‘‘I love the colours. I love the music,’’ says 45-year-old teacher Elane Honey, who’s been taking dance lessons for five weeks now. ‘‘The dances in Monsoon Wedding captivated me."

‘‘How do those Bollywood stars do it?! While I can’t do it, it’s fun trying,’’ Jennifer Woods says with a wink.

Says Jay Kumar, ‘‘After all, when people hear Panjabi MC in nightclubs, they want to know some steps they can dance to.’’

Incidentally, Panjabi MC has been nominated for a European Music Award, (MTV Europe's version of the VMA's) in the Best Dance category. If his Mundian to Bach Ke had enough power to make it to the top 5 on the British charts almost five years after being released, I think he has the award in the bag.

Sunday, November 02, 2003

Telegraph | Arts

Panjabi Hit Squad's Desi Beats Named Record of the Week by the Telegraph (UK)

The Telegraph (UK) has a nice review in the paper this week of of the Panjabi Hit Squad's Desi Beats album comparing the foursome to Massive Attack and the Specials.

From the article:

"What's so exciting about fusing traditional Asian music and modern idioms such as hip-hop and dancehall reggae is that the resulting concoction is at once utterly contemporary yet timeless. The Asian form bhangra is a rural sound that has developed over hundreds of years, primarily as a means of celebrating the harvest. Along with the other UK Asian artists featured on Desi Beats Volume 1, Panjabi Hit Squad use it to dazzling effect, both as an embellishment and a backbone for music of striking beauty and excitement.

There's a song here, Nahin Jeena by Londoner Rishi Rich, that, despite being sung primarily in Panjabi, is such a brilliant, uplifting piece of pop music that in a just world it would be Number One for months. Elsewhere, the Hit Squad's own Nachle is three minutes of pure drama, a driving rhythmic pulse woven through with impassioned Bollywood declamation.

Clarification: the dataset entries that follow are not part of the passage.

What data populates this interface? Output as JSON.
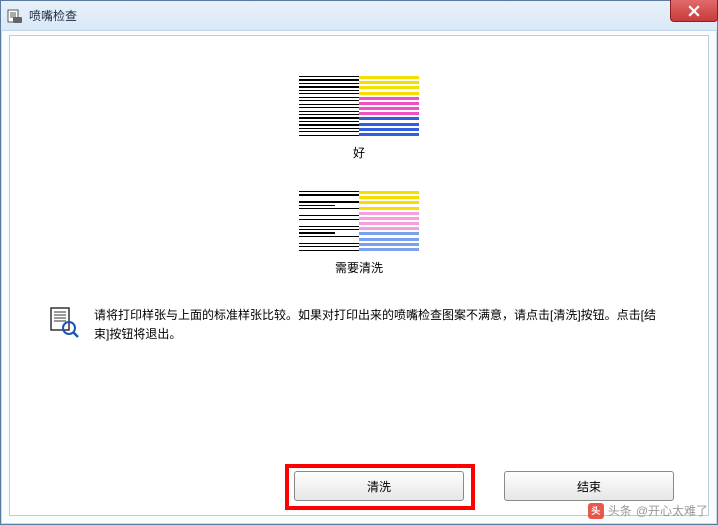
{
  "window": {
    "title": "喷嘴检查"
  },
  "samples": {
    "good_label": "好",
    "bad_label": "需要清洗"
  },
  "instruction_text": "请将打印样张与上面的标准样张比较。如果对打印出来的喷嘴检查图案不满意，请点击[清洗]按钮。点击[结束]按钮将退出。",
  "buttons": {
    "clean": "清洗",
    "finish": "结束"
  },
  "icons": {
    "app": "printer-page-icon",
    "close": "close-icon",
    "instruction": "printer-magnify-icon"
  },
  "watermark": {
    "prefix": "头条",
    "handle": "@开心太难了"
  },
  "highlight": {
    "target": "clean-button"
  }
}
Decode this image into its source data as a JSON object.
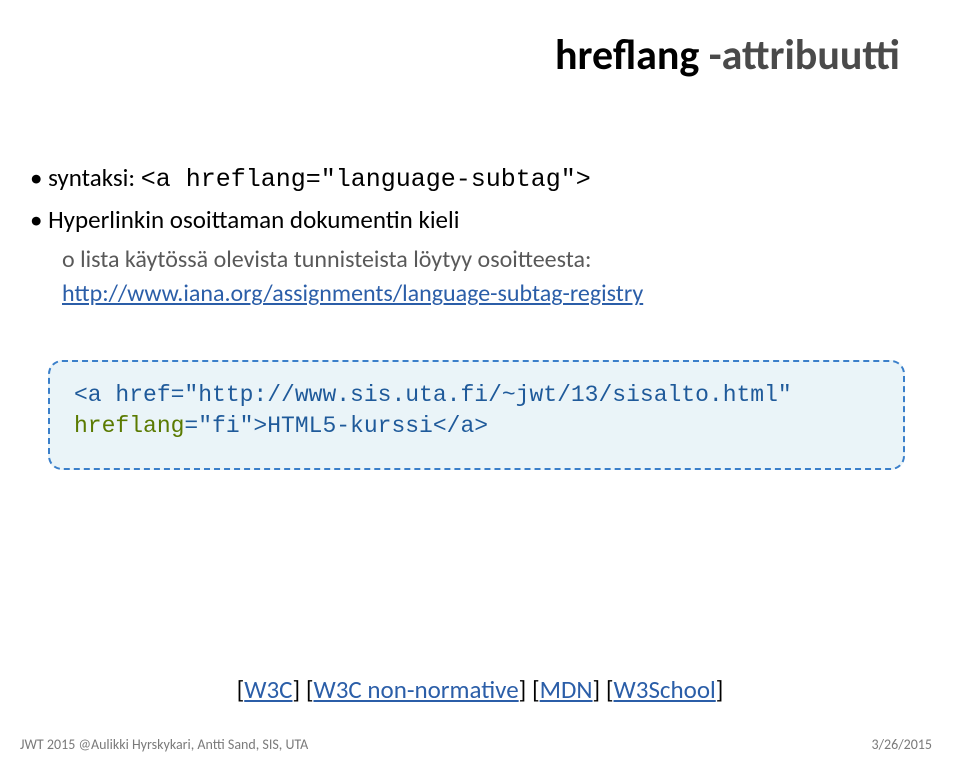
{
  "title": {
    "keyword": "hreflang",
    "rest": " -attribuutti"
  },
  "bullets": {
    "syntax": {
      "label": "syntaksi:",
      "code": "<a hreflang=\"language-subtag\">"
    },
    "meaning": "Hyperlinkin osoittaman dokumentin kieli",
    "sub": {
      "text": "lista käytössä olevista tunnisteista löytyy osoitteesta:",
      "url": "http://www.iana.org/assignments/language-subtag-registry"
    }
  },
  "codebox": {
    "line1_a": "<a href=\"http://www.sis.uta.fi/~jwt/13/sisalto.html\"",
    "line2_attr": "hreflang",
    "line2_rest": "=\"fi\">HTML5-kurssi</a>"
  },
  "footer_links": {
    "w3c": "W3C",
    "w3c_nn": "W3C non-normative",
    "mdn": "MDN",
    "w3school": "W3School"
  },
  "footer_left": "JWT 2015 @Aulikki Hyrskykari, Antti Sand, SIS, UTA",
  "footer_right": "3/26/2015"
}
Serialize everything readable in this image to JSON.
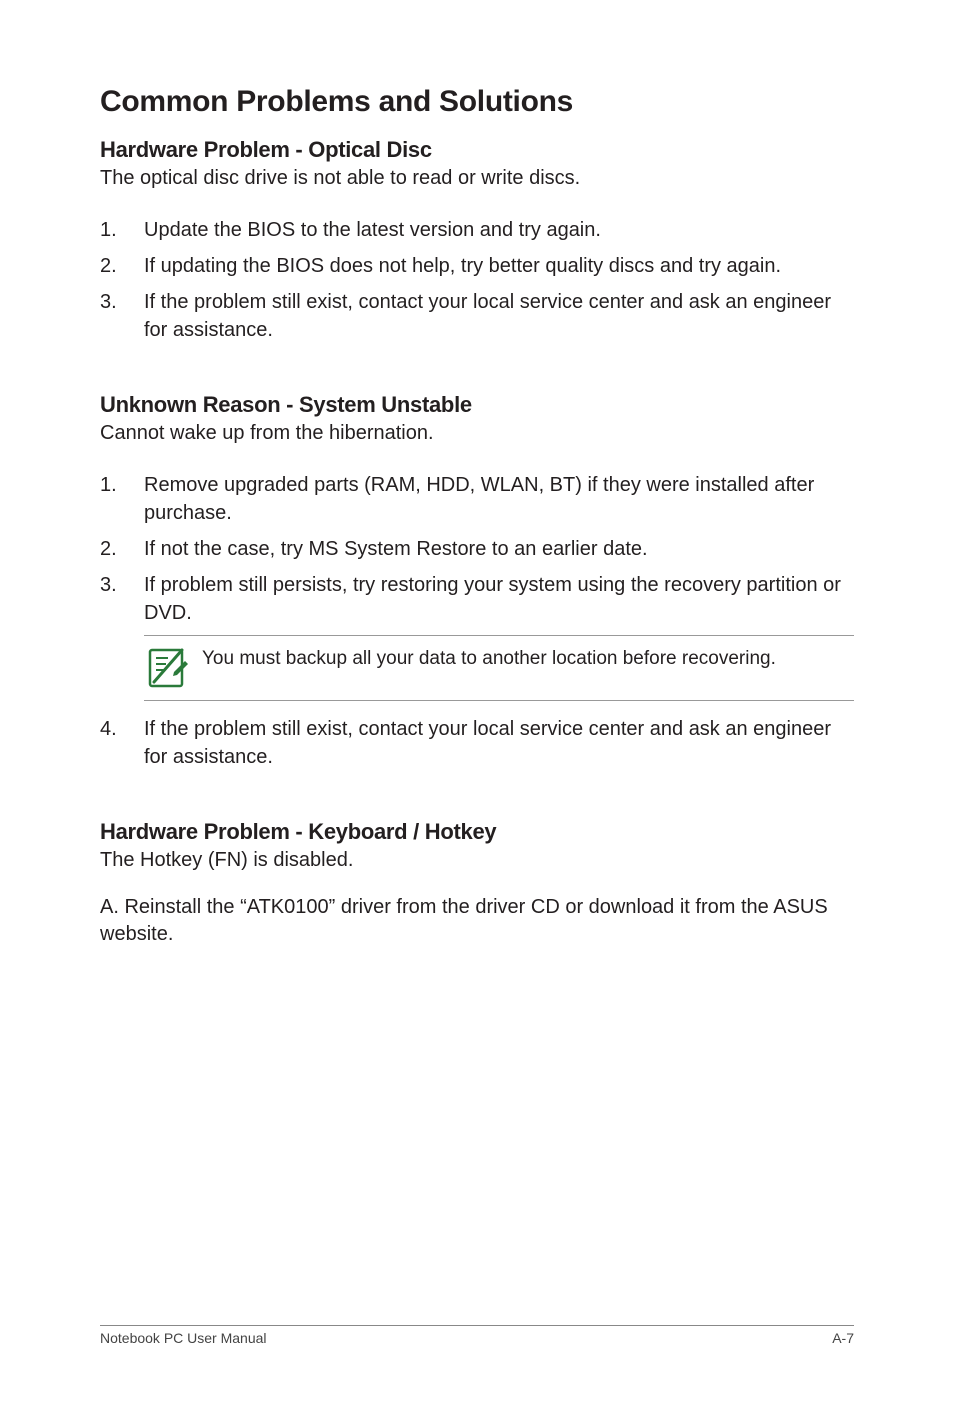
{
  "heading": "Common Problems and Solutions",
  "sections": [
    {
      "title": "Hardware Problem - Optical Disc",
      "intro": "The optical disc drive is not able to read or write discs.",
      "items": [
        {
          "num": "1.",
          "text": "Update the BIOS to the latest version and try again."
        },
        {
          "num": "2.",
          "text": "If updating the BIOS does not help, try better quality discs and try again."
        },
        {
          "num": "3.",
          "text": "If the problem still exist, contact your local service center and ask an engineer for assistance."
        }
      ]
    },
    {
      "title": "Unknown Reason - System Unstable",
      "intro": "Cannot wake up from the hibernation.",
      "items": [
        {
          "num": "1.",
          "text": "Remove upgraded parts (RAM, HDD, WLAN, BT) if they were installed after purchase."
        },
        {
          "num": "2.",
          "text": "If not the case, try MS System Restore to an earlier date."
        },
        {
          "num": "3.",
          "text": "If problem still persists, try restoring your system using the recovery partition or DVD."
        }
      ],
      "note": "You must backup all your data to another location before recovering.",
      "after_items": [
        {
          "num": "4.",
          "text": "If the problem still exist, contact your local service center and ask an engineer for assistance."
        }
      ]
    },
    {
      "title": "Hardware Problem - Keyboard / Hotkey",
      "intro": "The Hotkey (FN) is disabled.",
      "paragraph": "A. Reinstall the “ATK0100” driver from the driver CD or download it from the ASUS website."
    }
  ],
  "footer": {
    "left": "Notebook PC User Manual",
    "right": "A-7"
  },
  "icon_name": "note-icon"
}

The Def Jam label may have hedged their bets in releasing this compilation, rather than a proper PHS studio album. But new listeners get a snapshot of this blossoming scene, plus the best of the other worlds with which it works in tandem. For all concerned, it's a winner."

New York Daily News - City News - Marathon a run for ages

92 Year Old British Sikh to Run New York City Marathon

Amazing. All I can say is amazing. This story from the New York Daily News was passed along through the SAJA listserv and describes the story of Mr. Fauja Singh, a 92 year old British Sik, who is running his sixth marathon.

"The slender nonagenarian will make his New York City Marathon debut today, running - yes, running - alongside tens of thousands for 26.2 miles on what is expected to be an unusually warm fall day.

"Other people my age are hobbling around with sticks," Singh said yesterday. "I am blessed with the ability to do this."

"I actually owe it to the grace of God to allow me to do such things," Singh said.

Wearing a yellow turban and with a Union Jack flag as a cape, the bearded British Sikh said he is using the marathon to promote understanding of Sikh culture. Best of luck Mr. Singh!